What you will do:
In the copy you make, keep each entry exactly as it is and leave out all images.

Input material below:

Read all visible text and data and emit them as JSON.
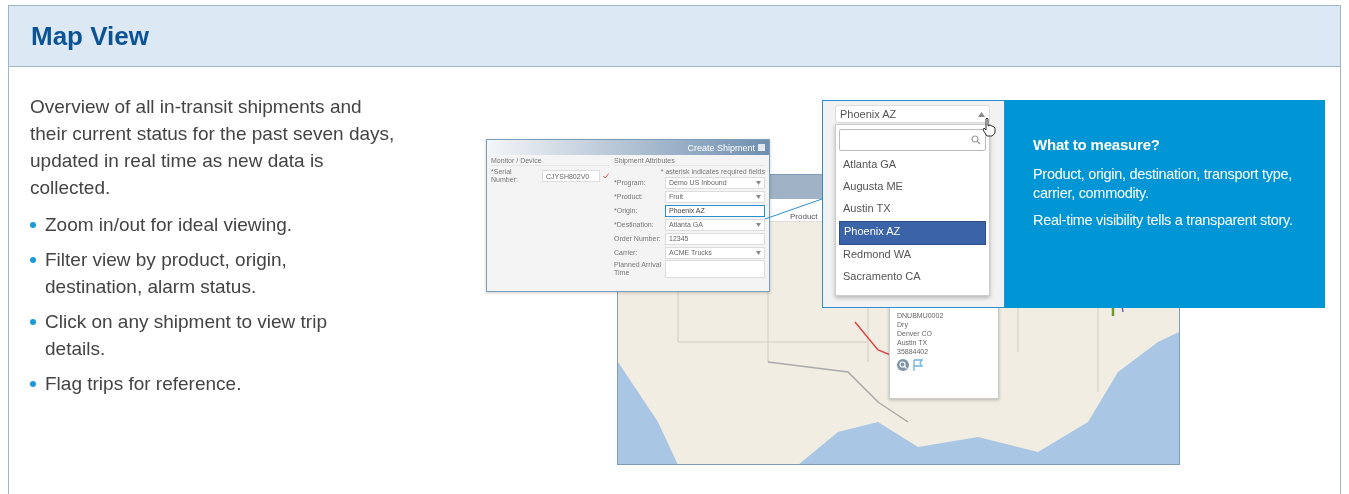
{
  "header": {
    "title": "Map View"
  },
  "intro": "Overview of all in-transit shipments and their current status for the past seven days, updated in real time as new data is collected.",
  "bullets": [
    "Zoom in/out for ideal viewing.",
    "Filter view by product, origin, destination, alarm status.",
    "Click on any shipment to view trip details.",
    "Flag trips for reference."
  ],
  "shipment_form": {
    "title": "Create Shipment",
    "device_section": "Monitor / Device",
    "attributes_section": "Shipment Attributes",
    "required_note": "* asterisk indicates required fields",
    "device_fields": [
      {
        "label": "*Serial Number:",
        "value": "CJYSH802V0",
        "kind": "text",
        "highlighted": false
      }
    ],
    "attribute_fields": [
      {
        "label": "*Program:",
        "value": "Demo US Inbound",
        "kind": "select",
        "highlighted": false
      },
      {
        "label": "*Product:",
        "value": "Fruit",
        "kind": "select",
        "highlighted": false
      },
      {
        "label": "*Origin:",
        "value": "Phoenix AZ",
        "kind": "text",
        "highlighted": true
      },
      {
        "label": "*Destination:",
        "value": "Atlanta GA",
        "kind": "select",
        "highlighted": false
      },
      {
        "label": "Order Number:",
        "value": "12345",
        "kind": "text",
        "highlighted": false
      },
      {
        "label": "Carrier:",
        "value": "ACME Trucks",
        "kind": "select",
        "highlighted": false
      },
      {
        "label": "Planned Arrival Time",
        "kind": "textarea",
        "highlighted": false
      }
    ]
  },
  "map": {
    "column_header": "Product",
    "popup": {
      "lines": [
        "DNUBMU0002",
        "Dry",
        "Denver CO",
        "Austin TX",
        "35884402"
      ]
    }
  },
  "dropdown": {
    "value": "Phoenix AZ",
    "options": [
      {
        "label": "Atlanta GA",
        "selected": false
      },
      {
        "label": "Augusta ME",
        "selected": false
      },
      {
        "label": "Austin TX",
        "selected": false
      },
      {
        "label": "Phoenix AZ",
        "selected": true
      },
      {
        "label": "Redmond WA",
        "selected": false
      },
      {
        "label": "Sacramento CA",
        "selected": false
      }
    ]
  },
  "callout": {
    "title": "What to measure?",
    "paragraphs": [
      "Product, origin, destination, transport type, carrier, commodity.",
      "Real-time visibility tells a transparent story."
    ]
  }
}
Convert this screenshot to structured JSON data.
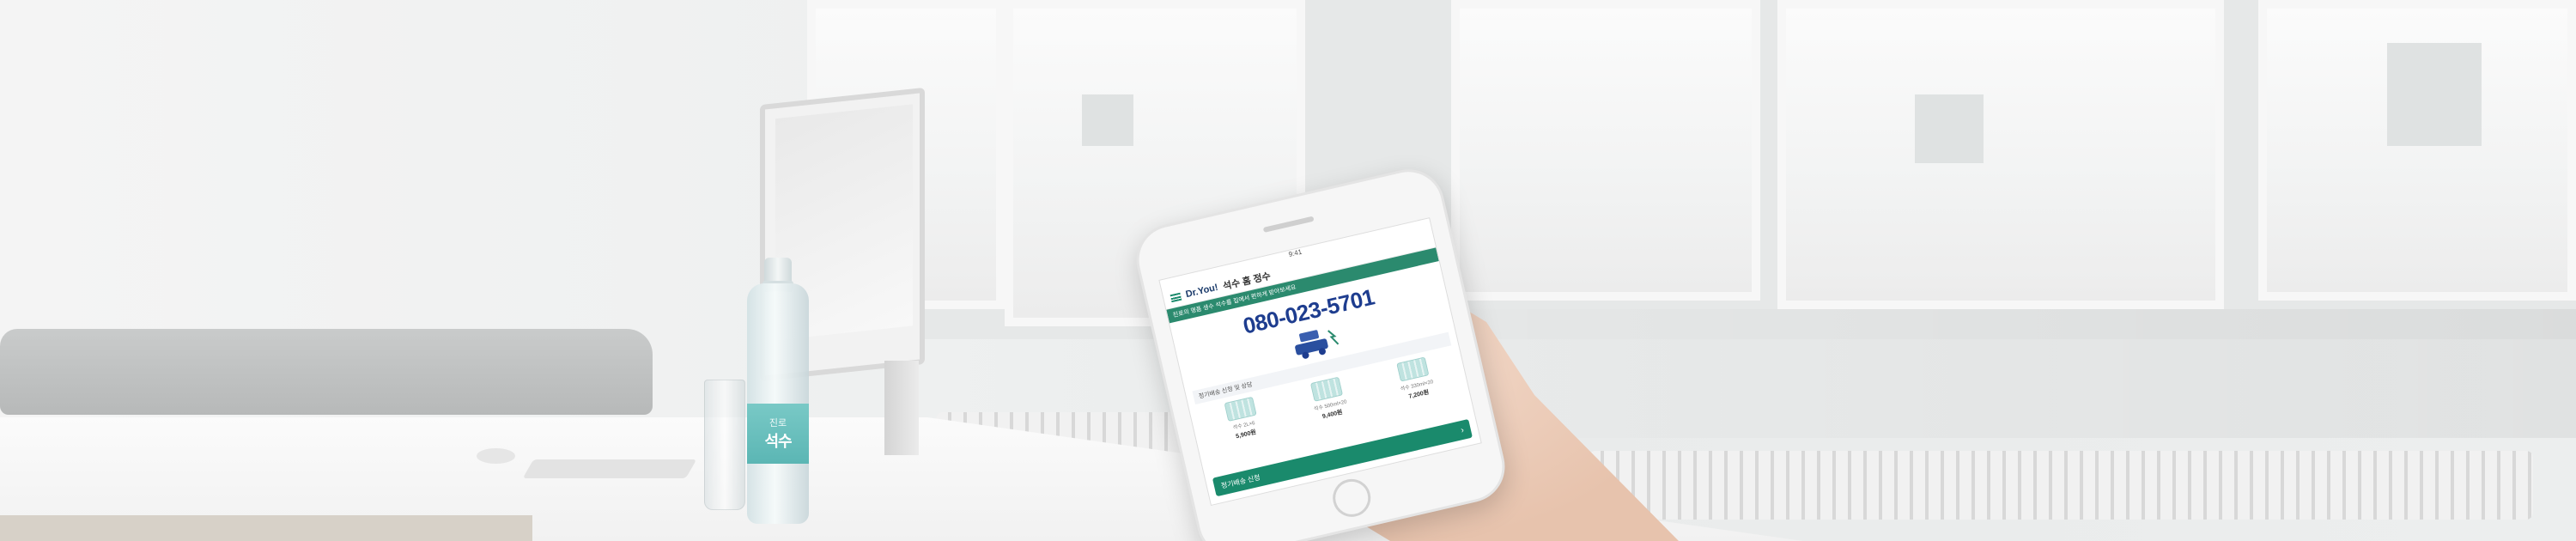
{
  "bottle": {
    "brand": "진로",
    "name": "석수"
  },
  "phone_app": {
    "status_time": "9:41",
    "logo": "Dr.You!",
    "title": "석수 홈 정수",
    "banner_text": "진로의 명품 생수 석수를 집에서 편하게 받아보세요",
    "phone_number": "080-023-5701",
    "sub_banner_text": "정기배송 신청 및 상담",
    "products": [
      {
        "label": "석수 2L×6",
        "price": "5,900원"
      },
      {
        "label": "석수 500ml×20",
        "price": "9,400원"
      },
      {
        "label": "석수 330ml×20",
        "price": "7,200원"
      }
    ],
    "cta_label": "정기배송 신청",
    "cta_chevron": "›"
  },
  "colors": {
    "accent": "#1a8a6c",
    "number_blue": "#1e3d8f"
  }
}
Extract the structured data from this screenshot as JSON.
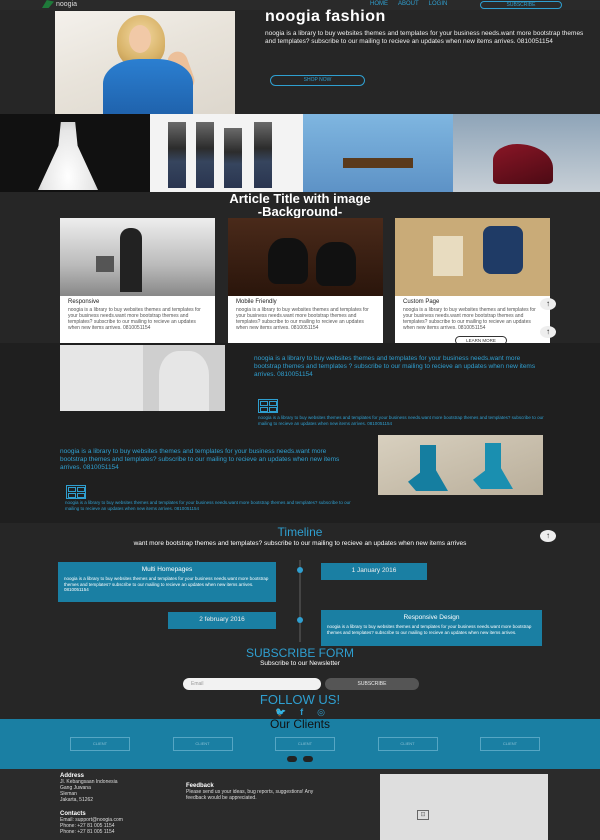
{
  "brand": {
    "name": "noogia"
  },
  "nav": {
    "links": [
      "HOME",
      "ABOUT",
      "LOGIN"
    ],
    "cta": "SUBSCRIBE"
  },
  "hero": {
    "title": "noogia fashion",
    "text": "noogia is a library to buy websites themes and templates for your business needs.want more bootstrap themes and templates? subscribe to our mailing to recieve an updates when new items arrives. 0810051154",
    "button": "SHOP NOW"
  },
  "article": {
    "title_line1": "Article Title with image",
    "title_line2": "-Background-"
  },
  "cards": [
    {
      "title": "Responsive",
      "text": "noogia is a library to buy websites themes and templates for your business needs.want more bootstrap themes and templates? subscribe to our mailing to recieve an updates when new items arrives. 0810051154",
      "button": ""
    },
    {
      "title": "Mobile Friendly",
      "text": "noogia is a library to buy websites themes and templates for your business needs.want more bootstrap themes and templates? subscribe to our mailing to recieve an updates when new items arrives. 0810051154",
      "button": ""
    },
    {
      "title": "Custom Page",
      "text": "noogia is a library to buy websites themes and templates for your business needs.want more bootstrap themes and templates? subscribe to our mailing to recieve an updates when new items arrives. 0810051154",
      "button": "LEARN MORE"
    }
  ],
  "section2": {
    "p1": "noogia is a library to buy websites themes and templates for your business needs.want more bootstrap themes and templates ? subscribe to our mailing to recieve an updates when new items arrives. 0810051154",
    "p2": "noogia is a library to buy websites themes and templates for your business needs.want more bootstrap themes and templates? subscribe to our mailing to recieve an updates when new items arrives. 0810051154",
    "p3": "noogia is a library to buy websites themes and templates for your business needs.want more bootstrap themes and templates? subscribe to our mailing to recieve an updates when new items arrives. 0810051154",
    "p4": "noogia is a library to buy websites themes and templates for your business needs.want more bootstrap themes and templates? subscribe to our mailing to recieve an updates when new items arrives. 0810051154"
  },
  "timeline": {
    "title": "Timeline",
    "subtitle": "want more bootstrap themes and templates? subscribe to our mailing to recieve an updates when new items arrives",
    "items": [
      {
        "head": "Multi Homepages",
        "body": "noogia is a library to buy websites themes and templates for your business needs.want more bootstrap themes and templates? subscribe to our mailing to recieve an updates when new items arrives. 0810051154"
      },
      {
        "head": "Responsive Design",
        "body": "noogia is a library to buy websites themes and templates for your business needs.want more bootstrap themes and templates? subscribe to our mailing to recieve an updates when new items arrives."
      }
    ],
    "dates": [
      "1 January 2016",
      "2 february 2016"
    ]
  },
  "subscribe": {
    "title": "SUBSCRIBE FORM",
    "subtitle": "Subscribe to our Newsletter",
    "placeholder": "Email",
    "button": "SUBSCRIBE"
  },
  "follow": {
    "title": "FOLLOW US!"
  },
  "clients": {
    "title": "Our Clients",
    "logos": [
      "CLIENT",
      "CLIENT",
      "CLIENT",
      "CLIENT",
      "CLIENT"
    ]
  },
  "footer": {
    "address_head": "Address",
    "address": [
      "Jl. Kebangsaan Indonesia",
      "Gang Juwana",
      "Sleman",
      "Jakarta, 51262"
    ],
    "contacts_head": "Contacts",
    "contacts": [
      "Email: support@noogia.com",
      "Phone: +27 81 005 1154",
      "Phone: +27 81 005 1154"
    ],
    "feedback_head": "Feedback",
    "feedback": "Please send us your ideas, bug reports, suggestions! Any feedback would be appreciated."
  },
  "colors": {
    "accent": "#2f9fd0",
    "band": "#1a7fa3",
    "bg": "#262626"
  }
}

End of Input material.

Response:
Read all visible text and data and emit them as JSON.
{
  "header": {
    "title": "Map View"
  },
  "intro": "Overview of all in-transit shipments and their current status for the past seven days, updated in real time as new data is collected.",
  "bullets": [
    "Zoom in/out for ideal viewing.",
    "Filter view by product, origin, destination, alarm status.",
    "Click on any shipment to view trip details.",
    "Flag trips for reference."
  ],
  "shipment_form": {
    "title": "Create Shipment",
    "device_section": "Monitor / Device",
    "attributes_section": "Shipment Attributes",
    "required_note": "* asterisk indicates required fields",
    "device_fields": [
      {
        "label": "*Serial Number:",
        "value": "CJYSH802V0",
        "kind": "text",
        "highlighted": false
      }
    ],
    "attribute_fields": [
      {
        "label": "*Program:",
        "value": "Demo US Inbound",
        "kind": "select",
        "highlighted": false
      },
      {
        "label": "*Product:",
        "value": "Fruit",
        "kind": "select",
        "highlighted": false
      },
      {
        "label": "*Origin:",
        "value": "Phoenix AZ",
        "kind": "text",
        "highlighted": true
      },
      {
        "label": "*Destination:",
        "value": "Atlanta GA",
        "kind": "select",
        "highlighted": false
      },
      {
        "label": "Order Number:",
        "value": "12345",
        "kind": "text",
        "highlighted": false
      },
      {
        "label": "Carrier:",
        "value": "ACME Trucks",
        "kind": "select",
        "highlighted": false
      },
      {
        "label": "Planned Arrival Time",
        "kind": "textarea",
        "highlighted": false
      }
    ]
  },
  "map": {
    "column_header": "Product",
    "popup": {
      "lines": [
        "DNUBMU0002",
        "Dry",
        "Denver CO",
        "Austin TX",
        "35884402"
      ]
    }
  },
  "dropdown": {
    "value": "Phoenix AZ",
    "options": [
      {
        "label": "Atlanta GA",
        "selected": false
      },
      {
        "label": "Augusta ME",
        "selected": false
      },
      {
        "label": "Austin TX",
        "selected": false
      },
      {
        "label": "Phoenix AZ",
        "selected": true
      },
      {
        "label": "Redmond WA",
        "selected": false
      },
      {
        "label": "Sacramento CA",
        "selected": false
      }
    ]
  },
  "callout": {
    "title": "What to measure?",
    "paragraphs": [
      "Product, origin, destination, transport type, carrier, commodity.",
      "Real-time visibility tells a transparent story."
    ]
  }
}
Convert this screenshot to structured JSON data.
{
  "bottle": {
    "brand": "진로",
    "name": "석수"
  },
  "phone_app": {
    "status_time": "9:41",
    "logo": "Dr.You!",
    "title": "석수 홈 정수",
    "banner_text": "진로의 명품 생수 석수를 집에서 편하게 받아보세요",
    "phone_number": "080-023-5701",
    "sub_banner_text": "정기배송 신청 및 상담",
    "products": [
      {
        "label": "석수 2L×6",
        "price": "5,900원"
      },
      {
        "label": "석수 500ml×20",
        "price": "9,400원"
      },
      {
        "label": "석수 330ml×20",
        "price": "7,200원"
      }
    ],
    "cta_label": "정기배송 신청",
    "cta_chevron": "›"
  },
  "colors": {
    "accent": "#1a8a6c",
    "number_blue": "#1e3d8f"
  }
}
Extract the structured data from this screenshot as JSON.
{
  "brand": {
    "name": "noogia"
  },
  "nav": {
    "links": [
      "HOME",
      "ABOUT",
      "LOGIN"
    ],
    "cta": "SUBSCRIBE"
  },
  "hero": {
    "title": "noogia fashion",
    "text": "noogia is a library to buy websites themes and templates for your business needs.want more bootstrap themes and templates? subscribe to our mailing to recieve an updates when new items arrives. 0810051154",
    "button": "SHOP NOW"
  },
  "article": {
    "title_line1": "Article Title with image",
    "title_line2": "-Background-"
  },
  "cards": [
    {
      "title": "Responsive",
      "text": "noogia is a library to buy websites themes and templates for your business needs.want more bootstrap themes and templates? subscribe to our mailing to recieve an updates when new items arrives. 0810051154",
      "button": ""
    },
    {
      "title": "Mobile Friendly",
      "text": "noogia is a library to buy websites themes and templates for your business needs.want more bootstrap themes and templates? subscribe to our mailing to recieve an updates when new items arrives. 0810051154",
      "button": ""
    },
    {
      "title": "Custom Page",
      "text": "noogia is a library to buy websites themes and templates for your business needs.want more bootstrap themes and templates? subscribe to our mailing to recieve an updates when new items arrives. 0810051154",
      "button": "LEARN MORE"
    }
  ],
  "section2": {
    "p1": "noogia is a library to buy websites themes and templates for your business needs.want more bootstrap themes and templates ? subscribe to our mailing to recieve an updates when new items arrives. 0810051154",
    "p2": "noogia is a library to buy websites themes and templates for your business needs.want more bootstrap themes and templates? subscribe to our mailing to recieve an updates when new items arrives. 0810051154",
    "p3": "noogia is a library to buy websites themes and templates for your business needs.want more bootstrap themes and templates? subscribe to our mailing to recieve an updates when new items arrives. 0810051154",
    "p4": "noogia is a library to buy websites themes and templates for your business needs.want more bootstrap themes and templates? subscribe to our mailing to recieve an updates when new items arrives. 0810051154"
  },
  "timeline": {
    "title": "Timeline",
    "subtitle": "want more bootstrap themes and templates? subscribe to our mailing to recieve an updates when new items arrives",
    "items": [
      {
        "head": "Multi Homepages",
        "body": "noogia is a library to buy websites themes and templates for your business needs.want more bootstrap themes and templates? subscribe to our mailing to recieve an updates when new items arrives. 0810051154"
      },
      {
        "head": "Responsive Design",
        "body": "noogia is a library to buy websites themes and templates for your business needs.want more bootstrap themes and templates? subscribe to our mailing to recieve an updates when new items arrives."
      }
    ],
    "dates": [
      "1 January 2016",
      "2 february 2016"
    ]
  },
  "subscribe": {
    "title": "SUBSCRIBE FORM",
    "subtitle": "Subscribe to our Newsletter",
    "placeholder": "Email",
    "button": "SUBSCRIBE"
  },
  "follow": {
    "title": "FOLLOW US!"
  },
  "clients": {
    "title": "Our Clients",
    "logos": [
      "CLIENT",
      "CLIENT",
      "CLIENT",
      "CLIENT",
      "CLIENT"
    ]
  },
  "footer": {
    "address_head": "Address",
    "address": [
      "Jl. Kebangsaan Indonesia",
      "Gang Juwana",
      "Sleman",
      "Jakarta, 51262"
    ],
    "contacts_head": "Contacts",
    "contacts": [
      "Email: support@noogia.com",
      "Phone: +27 81 005 1154",
      "Phone: +27 81 005 1154"
    ],
    "feedback_head": "Feedback",
    "feedback": "Please send us your ideas, bug reports, suggestions! Any feedback would be appreciated."
  },
  "colors": {
    "accent": "#2f9fd0",
    "band": "#1a7fa3",
    "bg": "#262626"
  }
}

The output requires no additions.